● **Supplied records**
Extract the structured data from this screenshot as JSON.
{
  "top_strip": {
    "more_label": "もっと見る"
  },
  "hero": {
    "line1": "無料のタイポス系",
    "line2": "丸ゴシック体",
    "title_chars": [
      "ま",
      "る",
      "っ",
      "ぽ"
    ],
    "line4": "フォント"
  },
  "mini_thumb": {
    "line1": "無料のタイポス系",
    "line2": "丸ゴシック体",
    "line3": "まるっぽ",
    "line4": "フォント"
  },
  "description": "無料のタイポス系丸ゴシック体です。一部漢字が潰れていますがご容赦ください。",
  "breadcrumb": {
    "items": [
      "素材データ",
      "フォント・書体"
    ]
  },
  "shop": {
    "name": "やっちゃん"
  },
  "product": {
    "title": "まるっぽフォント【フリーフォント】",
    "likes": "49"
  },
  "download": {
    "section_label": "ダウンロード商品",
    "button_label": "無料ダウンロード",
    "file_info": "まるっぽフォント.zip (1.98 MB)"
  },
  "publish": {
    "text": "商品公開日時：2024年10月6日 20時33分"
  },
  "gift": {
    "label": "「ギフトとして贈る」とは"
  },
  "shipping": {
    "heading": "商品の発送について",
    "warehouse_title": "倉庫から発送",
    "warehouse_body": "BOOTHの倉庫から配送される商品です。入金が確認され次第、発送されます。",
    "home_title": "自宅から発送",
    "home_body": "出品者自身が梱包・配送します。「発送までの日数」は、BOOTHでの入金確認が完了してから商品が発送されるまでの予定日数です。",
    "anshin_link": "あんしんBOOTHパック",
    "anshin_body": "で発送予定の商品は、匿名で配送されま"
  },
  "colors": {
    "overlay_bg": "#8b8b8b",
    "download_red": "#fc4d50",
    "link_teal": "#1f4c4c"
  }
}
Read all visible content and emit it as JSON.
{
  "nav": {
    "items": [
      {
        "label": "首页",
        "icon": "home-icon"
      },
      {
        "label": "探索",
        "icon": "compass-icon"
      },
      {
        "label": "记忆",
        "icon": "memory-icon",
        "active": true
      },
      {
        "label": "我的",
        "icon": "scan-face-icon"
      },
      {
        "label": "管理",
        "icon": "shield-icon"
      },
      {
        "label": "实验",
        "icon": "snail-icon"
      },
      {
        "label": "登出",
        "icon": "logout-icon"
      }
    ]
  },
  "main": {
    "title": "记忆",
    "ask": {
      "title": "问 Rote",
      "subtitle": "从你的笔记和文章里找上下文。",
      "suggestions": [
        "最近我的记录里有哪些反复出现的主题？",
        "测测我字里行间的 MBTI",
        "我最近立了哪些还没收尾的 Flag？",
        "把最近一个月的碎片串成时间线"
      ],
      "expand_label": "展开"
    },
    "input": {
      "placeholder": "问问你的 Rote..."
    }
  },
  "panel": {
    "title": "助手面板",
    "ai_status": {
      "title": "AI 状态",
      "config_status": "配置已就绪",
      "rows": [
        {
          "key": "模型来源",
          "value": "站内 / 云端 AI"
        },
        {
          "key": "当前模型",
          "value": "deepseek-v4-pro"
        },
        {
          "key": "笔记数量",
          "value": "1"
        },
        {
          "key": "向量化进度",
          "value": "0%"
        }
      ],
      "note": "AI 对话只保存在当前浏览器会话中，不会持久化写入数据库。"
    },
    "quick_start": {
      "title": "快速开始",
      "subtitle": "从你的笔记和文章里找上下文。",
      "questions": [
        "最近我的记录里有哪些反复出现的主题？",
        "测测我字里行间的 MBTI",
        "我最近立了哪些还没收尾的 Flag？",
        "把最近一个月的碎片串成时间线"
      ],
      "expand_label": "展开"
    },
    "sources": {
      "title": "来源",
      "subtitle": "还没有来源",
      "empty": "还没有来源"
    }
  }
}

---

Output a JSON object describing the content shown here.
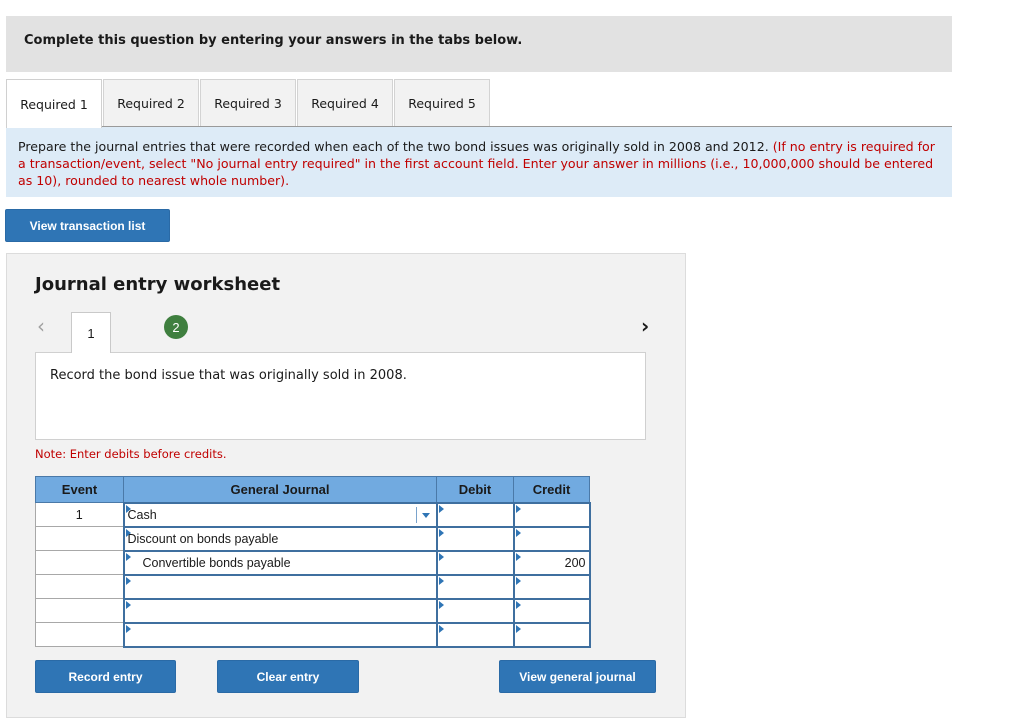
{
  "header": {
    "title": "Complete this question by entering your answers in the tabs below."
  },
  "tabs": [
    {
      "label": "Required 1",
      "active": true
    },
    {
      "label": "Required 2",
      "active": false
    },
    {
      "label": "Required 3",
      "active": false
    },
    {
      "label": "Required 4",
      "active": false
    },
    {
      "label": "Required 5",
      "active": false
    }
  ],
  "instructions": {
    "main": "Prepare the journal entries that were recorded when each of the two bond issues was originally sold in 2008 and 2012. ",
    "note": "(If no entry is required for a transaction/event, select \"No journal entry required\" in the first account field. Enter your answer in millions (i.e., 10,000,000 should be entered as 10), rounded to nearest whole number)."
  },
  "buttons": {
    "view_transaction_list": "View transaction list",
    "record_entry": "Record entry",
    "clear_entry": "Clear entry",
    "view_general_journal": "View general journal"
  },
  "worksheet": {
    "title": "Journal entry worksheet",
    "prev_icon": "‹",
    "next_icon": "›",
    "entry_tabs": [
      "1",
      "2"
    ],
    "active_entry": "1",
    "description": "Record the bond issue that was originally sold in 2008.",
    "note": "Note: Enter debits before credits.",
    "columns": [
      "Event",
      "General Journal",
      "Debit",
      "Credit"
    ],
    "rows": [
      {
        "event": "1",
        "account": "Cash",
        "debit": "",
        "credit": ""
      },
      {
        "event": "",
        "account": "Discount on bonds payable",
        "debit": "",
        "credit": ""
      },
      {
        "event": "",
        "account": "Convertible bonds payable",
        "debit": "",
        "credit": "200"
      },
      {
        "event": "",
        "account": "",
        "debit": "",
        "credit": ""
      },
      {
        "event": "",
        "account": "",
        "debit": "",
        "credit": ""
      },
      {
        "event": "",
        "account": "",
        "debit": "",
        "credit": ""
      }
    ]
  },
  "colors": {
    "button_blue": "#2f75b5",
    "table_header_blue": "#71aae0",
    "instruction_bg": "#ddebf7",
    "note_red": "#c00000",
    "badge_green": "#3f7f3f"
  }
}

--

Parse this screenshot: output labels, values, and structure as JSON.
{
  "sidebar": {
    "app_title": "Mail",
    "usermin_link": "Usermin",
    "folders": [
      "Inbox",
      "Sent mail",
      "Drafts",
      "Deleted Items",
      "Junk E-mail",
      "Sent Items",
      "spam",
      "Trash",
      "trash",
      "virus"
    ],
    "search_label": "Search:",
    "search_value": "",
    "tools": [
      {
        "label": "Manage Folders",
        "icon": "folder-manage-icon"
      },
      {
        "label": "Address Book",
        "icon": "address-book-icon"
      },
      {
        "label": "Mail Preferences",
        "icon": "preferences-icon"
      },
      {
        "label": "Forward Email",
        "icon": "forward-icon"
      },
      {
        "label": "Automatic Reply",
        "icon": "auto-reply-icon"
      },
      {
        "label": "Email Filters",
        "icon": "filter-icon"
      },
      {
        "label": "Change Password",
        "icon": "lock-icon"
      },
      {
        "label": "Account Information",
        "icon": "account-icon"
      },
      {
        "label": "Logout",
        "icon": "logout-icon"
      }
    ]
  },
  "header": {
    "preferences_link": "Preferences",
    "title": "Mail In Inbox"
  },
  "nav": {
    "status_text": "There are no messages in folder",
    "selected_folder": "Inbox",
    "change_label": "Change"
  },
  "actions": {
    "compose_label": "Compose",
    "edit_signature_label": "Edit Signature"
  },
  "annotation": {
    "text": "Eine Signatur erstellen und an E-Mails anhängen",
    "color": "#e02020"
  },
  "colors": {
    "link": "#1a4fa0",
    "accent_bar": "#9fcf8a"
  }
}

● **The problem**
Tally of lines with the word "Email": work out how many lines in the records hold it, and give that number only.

● **Response to the exercise**
2